*** Opening of DATA SUPPLIED ***
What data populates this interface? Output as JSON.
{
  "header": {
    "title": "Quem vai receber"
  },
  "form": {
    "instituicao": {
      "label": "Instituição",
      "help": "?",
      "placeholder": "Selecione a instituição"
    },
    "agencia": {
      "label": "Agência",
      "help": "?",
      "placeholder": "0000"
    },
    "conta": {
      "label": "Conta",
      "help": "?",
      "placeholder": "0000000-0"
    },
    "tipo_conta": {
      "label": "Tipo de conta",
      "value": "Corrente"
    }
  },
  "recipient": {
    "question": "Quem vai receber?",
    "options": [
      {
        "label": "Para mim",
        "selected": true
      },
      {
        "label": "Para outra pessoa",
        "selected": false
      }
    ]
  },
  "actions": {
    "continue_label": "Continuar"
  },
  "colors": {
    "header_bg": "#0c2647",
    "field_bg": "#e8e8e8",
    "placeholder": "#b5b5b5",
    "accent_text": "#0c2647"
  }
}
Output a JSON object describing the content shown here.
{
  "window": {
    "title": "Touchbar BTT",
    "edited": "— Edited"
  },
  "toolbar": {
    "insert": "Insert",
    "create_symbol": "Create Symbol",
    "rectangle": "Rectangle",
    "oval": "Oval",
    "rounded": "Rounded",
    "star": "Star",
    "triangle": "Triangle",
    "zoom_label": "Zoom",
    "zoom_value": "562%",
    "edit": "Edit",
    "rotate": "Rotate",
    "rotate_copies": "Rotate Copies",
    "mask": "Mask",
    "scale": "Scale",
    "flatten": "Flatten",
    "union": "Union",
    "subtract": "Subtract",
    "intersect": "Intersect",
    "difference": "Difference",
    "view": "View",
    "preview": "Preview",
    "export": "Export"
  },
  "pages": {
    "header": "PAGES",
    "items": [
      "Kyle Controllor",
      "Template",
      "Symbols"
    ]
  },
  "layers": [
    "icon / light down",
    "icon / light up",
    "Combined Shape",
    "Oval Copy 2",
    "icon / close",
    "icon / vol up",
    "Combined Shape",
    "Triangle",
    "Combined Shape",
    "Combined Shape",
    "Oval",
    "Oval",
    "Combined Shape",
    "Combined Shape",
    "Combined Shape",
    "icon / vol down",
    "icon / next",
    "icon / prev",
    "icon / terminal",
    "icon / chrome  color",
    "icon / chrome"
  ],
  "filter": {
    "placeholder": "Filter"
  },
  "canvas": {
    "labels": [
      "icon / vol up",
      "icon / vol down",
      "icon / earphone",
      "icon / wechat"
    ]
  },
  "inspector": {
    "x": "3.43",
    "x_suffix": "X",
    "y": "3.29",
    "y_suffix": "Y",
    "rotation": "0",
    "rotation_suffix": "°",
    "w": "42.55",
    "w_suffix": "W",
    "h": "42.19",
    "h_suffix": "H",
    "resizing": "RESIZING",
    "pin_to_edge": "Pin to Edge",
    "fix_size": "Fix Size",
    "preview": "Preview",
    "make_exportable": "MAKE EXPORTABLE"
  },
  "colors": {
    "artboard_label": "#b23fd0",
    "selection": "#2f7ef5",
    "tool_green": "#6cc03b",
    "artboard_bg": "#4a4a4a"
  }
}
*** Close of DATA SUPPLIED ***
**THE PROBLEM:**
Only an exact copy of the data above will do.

**RESULT:**
What data populates this interface? Output as JSON.
{
  "header": {
    "title": "Quem vai receber"
  },
  "form": {
    "instituicao": {
      "label": "Instituição",
      "help": "?",
      "placeholder": "Selecione a instituição"
    },
    "agencia": {
      "label": "Agência",
      "help": "?",
      "placeholder": "0000"
    },
    "conta": {
      "label": "Conta",
      "help": "?",
      "placeholder": "0000000-0"
    },
    "tipo_conta": {
      "label": "Tipo de conta",
      "value": "Corrente"
    }
  },
  "recipient": {
    "question": "Quem vai receber?",
    "options": [
      {
        "label": "Para mim",
        "selected": true
      },
      {
        "label": "Para outra pessoa",
        "selected": false
      }
    ]
  },
  "actions": {
    "continue_label": "Continuar"
  },
  "colors": {
    "header_bg": "#0c2647",
    "field_bg": "#e8e8e8",
    "placeholder": "#b5b5b5",
    "accent_text": "#0c2647"
  }
}
Output a JSON object describing the content shown here.
{
  "window": {
    "title": "Touchbar BTT",
    "edited": "— Edited"
  },
  "toolbar": {
    "insert": "Insert",
    "create_symbol": "Create Symbol",
    "rectangle": "Rectangle",
    "oval": "Oval",
    "rounded": "Rounded",
    "star": "Star",
    "triangle": "Triangle",
    "zoom_label": "Zoom",
    "zoom_value": "562%",
    "edit": "Edit",
    "rotate": "Rotate",
    "rotate_copies": "Rotate Copies",
    "mask": "Mask",
    "scale": "Scale",
    "flatten": "Flatten",
    "union": "Union",
    "subtract": "Subtract",
    "intersect": "Intersect",
    "difference": "Difference",
    "view": "View",
    "preview": "Preview",
    "export": "Export"
  },
  "pages": {
    "header": "PAGES",
    "items": [
      "Kyle Controllor",
      "Template",
      "Symbols"
    ]
  },
  "layers": [
    "icon / light down",
    "icon / light up",
    "Combined Shape",
    "Oval Copy 2",
    "icon / close",
    "icon / vol up",
    "Combined Shape",
    "Triangle",
    "Combined Shape",
    "Combined Shape",
    "Oval",
    "Oval",
    "Combined Shape",
    "Combined Shape",
    "Combined Shape",
    "icon / vol down",
    "icon / next",
    "icon / prev",
    "icon / terminal",
    "icon / chrome  color",
    "icon / chrome"
  ],
  "filter": {
    "placeholder": "Filter"
  },
  "canvas": {
    "labels": [
      "icon / vol up",
      "icon / vol down",
      "icon / earphone",
      "icon / wechat"
    ]
  },
  "inspector": {
    "x": "3.43",
    "x_suffix": "X",
    "y": "3.29",
    "y_suffix": "Y",
    "rotation": "0",
    "rotation_suffix": "°",
    "w": "42.55",
    "w_suffix": "W",
    "h": "42.19",
    "h_suffix": "H",
    "resizing": "RESIZING",
    "pin_to_edge": "Pin to Edge",
    "fix_size": "Fix Size",
    "preview": "Preview",
    "make_exportable": "MAKE EXPORTABLE"
  },
  "colors": {
    "artboard_label": "#b23fd0",
    "selection": "#2f7ef5",
    "tool_green": "#6cc03b",
    "artboard_bg": "#4a4a4a"
  }
}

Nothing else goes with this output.